Council of the Baptized logo
in the Archdiocese of St. Paul and Minneapolis
August, 2018


Trust in Church leadership is still in ebb tide with the recent news of abuse of children in six dioceses of Pennsylvania as well as the sexual behavior of  U.S. Cardinal Theodore McCarrick. See Archbishop Hebda's column with 48 comments on that subject in The Catholic Spirit

What is your trust level of the Church in the Archdiocese of St. Paul and Minneapolis?  What would the leadership have to do to gain your trust?

Tim O'Malley, Archdiocesan Director of Ministerial Standards and Safe Environment, is committed to do that.  He spoke at the invitation of CCCR/Council of the Baptized on Thursday evening, August 2, telling us of efforts to prevent clerical abuse from happening here:
  • Every single clergy file was analyzed for allegations, how they were handled, and what follow-through is required.
  • The strong message is posted in many places: Call law enforcement immediately with allegations or suspicions of abuse.
  • Every parish has a Safe Environment Coordinator to see that staff, including the pastor, has undergone the Essential 3 safeguards: background check, Virtus training, and training in the Code of Ethics.
  • After police processing, every allegation of abuse goes to the Ministerial Review Board made up of lay people who are not Archdiocesan employees to determine fitness for ministry.
  • The Office of Ministerial Standards and Safe Environment is staffed by lay people with law enforcement backgrounds.
  • Tim O'Malley and Janell Rasmussen of the Office of Safe Environment meet and teach all the seminarians at the St. Paul Seminary.
  • Former Hennepin County Attorney Tom Johnson is available for telephone calls from anyone with a question or suspicion about a situation.
  • The Office has received accolades of the "cleanest" diocese in the country from the Ramsey County Attorney John Choi and the survivors' attorney Jeff Anderson.

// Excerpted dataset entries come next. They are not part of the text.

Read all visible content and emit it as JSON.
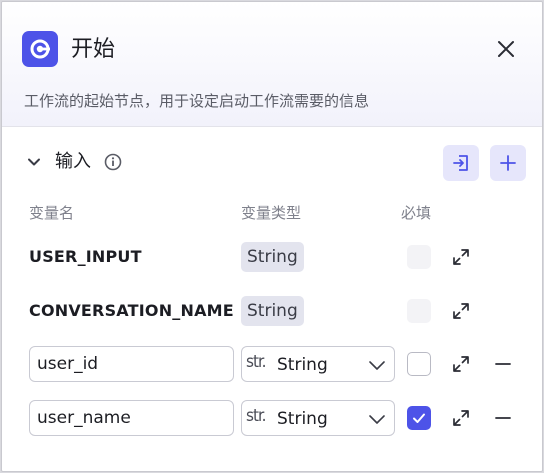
{
  "node": {
    "title": "开始",
    "description": "工作流的起始节点，用于设定启动工作流需要的信息"
  },
  "input_section": {
    "title": "输入",
    "columns": [
      "变量名",
      "变量类型",
      "必填"
    ]
  },
  "fixed_vars": [
    {
      "name": "USER_INPUT",
      "type": "String"
    },
    {
      "name": "CONVERSATION_NAME",
      "type": "String"
    }
  ],
  "editable_vars": [
    {
      "name": "user_id",
      "type_prefix": "str.",
      "type": "String",
      "required": false
    },
    {
      "name": "user_name",
      "type_prefix": "str.",
      "type": "String",
      "required": true
    }
  ],
  "colors": {
    "accent": "#4d53e8",
    "accent_soft": "#e6e6fb"
  },
  "icons": [
    "start-node-icon",
    "close-icon",
    "chevron-down-icon",
    "info-icon",
    "import-icon",
    "plus-icon",
    "expand-icon",
    "minus-icon",
    "check-icon"
  ]
}
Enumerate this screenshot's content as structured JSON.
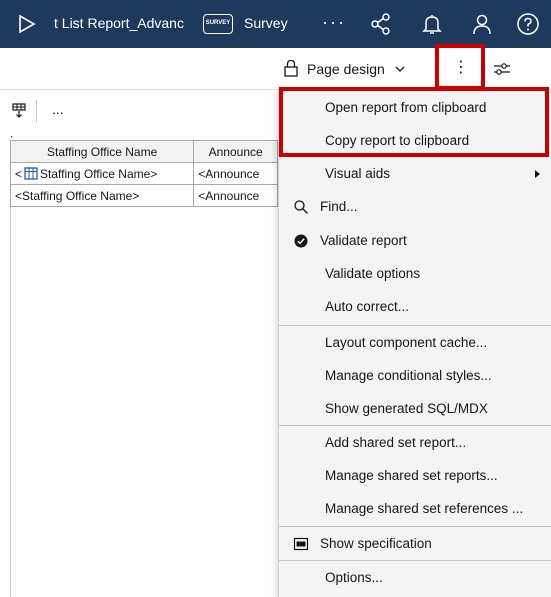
{
  "topbar": {
    "title": "t List Report_Advanc",
    "survey_icon_text": "SURVEY",
    "survey_label": "Survey",
    "more_label": "···",
    "bg_color": "#1d3a5c"
  },
  "toolbar": {
    "page_design_label": "Page design",
    "kebab_label": "⋮"
  },
  "toolbar3": {
    "more_label": "..."
  },
  "report": {
    "headers": [
      "Staffing Office Name",
      "Announce"
    ],
    "rows": [
      [
        "<",
        "Staffing Office Name>",
        "<Announce"
      ],
      [
        "<Staffing Office Name>",
        "<Announce"
      ]
    ]
  },
  "menu": {
    "items": [
      {
        "label": "Open report from clipboard"
      },
      {
        "label": "Copy report to clipboard"
      },
      {
        "label": "Visual aids"
      },
      {
        "label": "Find..."
      },
      {
        "label": "Validate report"
      },
      {
        "label": "Validate options"
      },
      {
        "label": "Auto correct..."
      },
      {
        "label": "Layout component cache..."
      },
      {
        "label": "Manage conditional styles..."
      },
      {
        "label": "Show generated SQL/MDX"
      },
      {
        "label": "Add shared set report..."
      },
      {
        "label": "Manage shared set reports..."
      },
      {
        "label": "Manage shared set references ..."
      },
      {
        "label": "Show specification"
      },
      {
        "label": "Options..."
      }
    ]
  },
  "colors": {
    "highlight": "#cc0000",
    "menu_bg": "#f4f4f4"
  }
}
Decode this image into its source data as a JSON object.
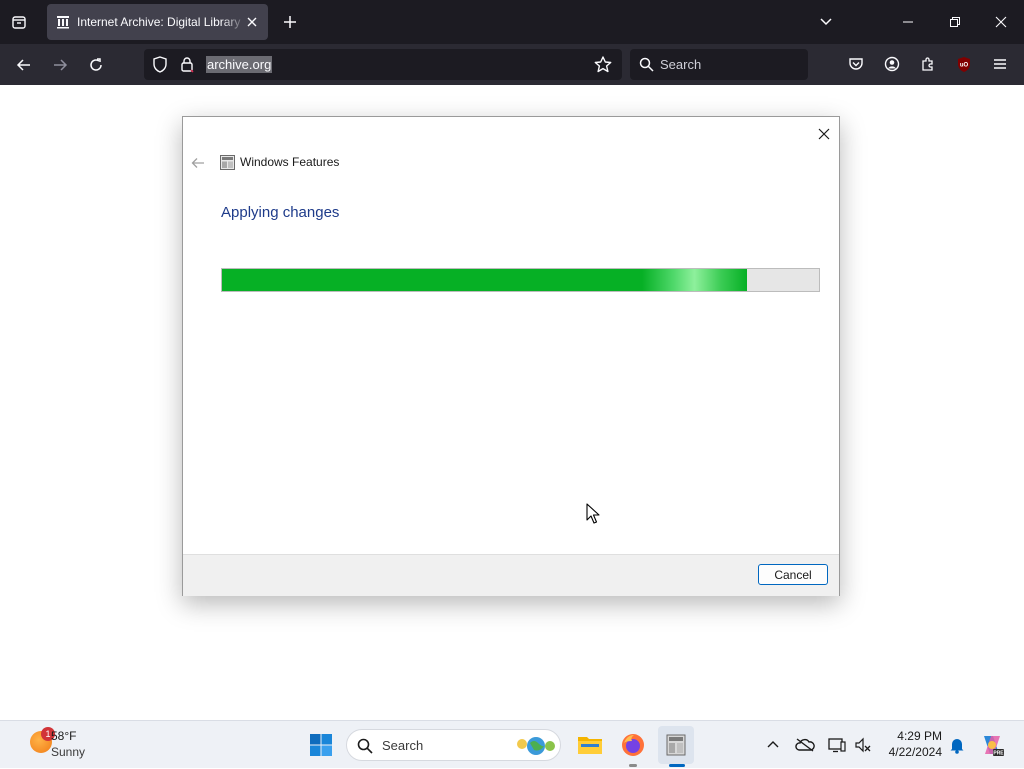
{
  "browser": {
    "tab_title": "Internet Archive: Digital Library",
    "url": "archive.org",
    "search_placeholder": "Search"
  },
  "dialog": {
    "window_title": "Windows Features",
    "heading": "Applying changes",
    "progress_fraction": 0.88,
    "cancel_label": "Cancel",
    "progress_color": "#06b025"
  },
  "taskbar": {
    "weather": {
      "temperature": "58°F",
      "condition": "Sunny",
      "badge": "1"
    },
    "search_label": "Search",
    "clock": {
      "time": "4:29 PM",
      "date": "4/22/2024"
    },
    "pinned": [
      "search-highlight-icon",
      "file-explorer-icon",
      "firefox-icon",
      "windows-features-icon"
    ],
    "tray": [
      "chevron-up-icon",
      "onedrive-icon",
      "display-icon",
      "network-icon",
      "notification-bell-icon",
      "copilot-icon"
    ]
  },
  "colors": {
    "accent": "#0067c0",
    "browser_bg": "#1c1b22"
  }
}
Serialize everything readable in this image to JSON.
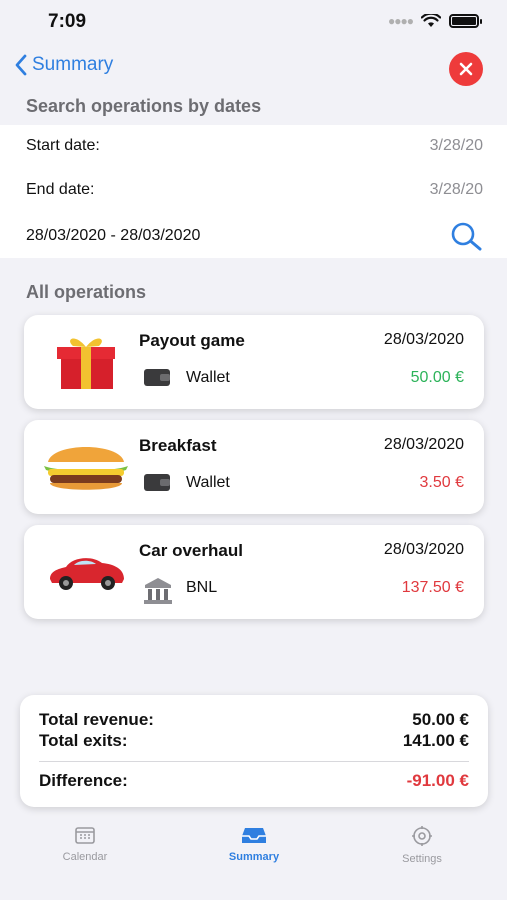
{
  "status": {
    "time": "7:09"
  },
  "nav": {
    "back_label": "Summary"
  },
  "search": {
    "header": "Search operations by dates",
    "start_label": "Start date:",
    "start_value": "3/28/20",
    "end_label": "End date:",
    "end_value": "3/28/20",
    "range_text": "28/03/2020 - 28/03/2020"
  },
  "operations_header": "All operations",
  "operations": [
    {
      "title": "Payout game",
      "date": "28/03/2020",
      "account": "Wallet",
      "amount": "50.00 €",
      "amount_color": "#2db35a",
      "image": "gift-icon",
      "account_icon": "wallet-icon"
    },
    {
      "title": "Breakfast",
      "date": "28/03/2020",
      "account": "Wallet",
      "amount": "3.50 €",
      "amount_color": "#e0393e",
      "image": "burger-icon",
      "account_icon": "wallet-icon"
    },
    {
      "title": "Car overhaul",
      "date": "28/03/2020",
      "account": "BNL",
      "amount": "137.50 €",
      "amount_color": "#e0393e",
      "image": "car-icon",
      "account_icon": "bank-icon"
    }
  ],
  "totals": {
    "revenue_label": "Total revenue:",
    "revenue_value": "50.00 €",
    "exits_label": "Total exits:",
    "exits_value": "141.00 €",
    "difference_label": "Difference:",
    "difference_value": "-91.00 €",
    "difference_color": "#e0393e"
  },
  "tabs": [
    {
      "label": "Calendar",
      "icon": "calendar-icon",
      "active": false
    },
    {
      "label": "Summary",
      "icon": "inbox-icon",
      "active": true
    },
    {
      "label": "Settings",
      "icon": "gear-icon",
      "active": false
    }
  ],
  "colors": {
    "accent": "#2f7fe0",
    "close": "#ee3b3b"
  }
}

To boost your trust level, go to the Archdiocesan website to see the 6 month reviews from the Ramsey County District Court and the policies set up as law in this Archdiocese.  A careful study is well worth your while.

But, as we all know, vigilance and safeguards are only as good as the culture they grow out of.  Questions and comments submitted by participants in the August 2 event gave us some insight into the need for healing from the tragedy of abuse we have lived through.  Here are some of the questions:

  • Why has the Greene Espel Report on Archbishop Nienstedt not been made public? Is the silence about it a cover-up?  How much did it cost? What did the resignations of Nienstedt and Piche signify? What does Archbishop Emeritus mean with regard to John C. Nienstedt?
  • On what grounds was the criminal case against the Archdiocese dismissed?
  • Why were bishops and others in charge not prosecuted for knowingly covering up crimes?
Underlying Causes
  • A component of restorative justice must be some reckoning of what caused the systemic abuse and cover-up in the Church. What were and are the causes?  What is being done about the causes?
  • What is the Archdiocese doing about clericalism, the corrupt system that sets the powerful up to exploit the less powerful?

There were many more questions submitted on cards, about seminary formation, healing plans, and two-way channels of communication.  To see the transcribed list of questions and comments, click on,  scroll down, and download the file under Archdiocese--Transparency, Trust, Healing.

Email us your questions and we will put them on the list or you can send them to Tim O'Malley yourself:  We will ask him for a response for the next Update.

Still trying to live in joyful hope,
CCCR Board and Council of the Baptized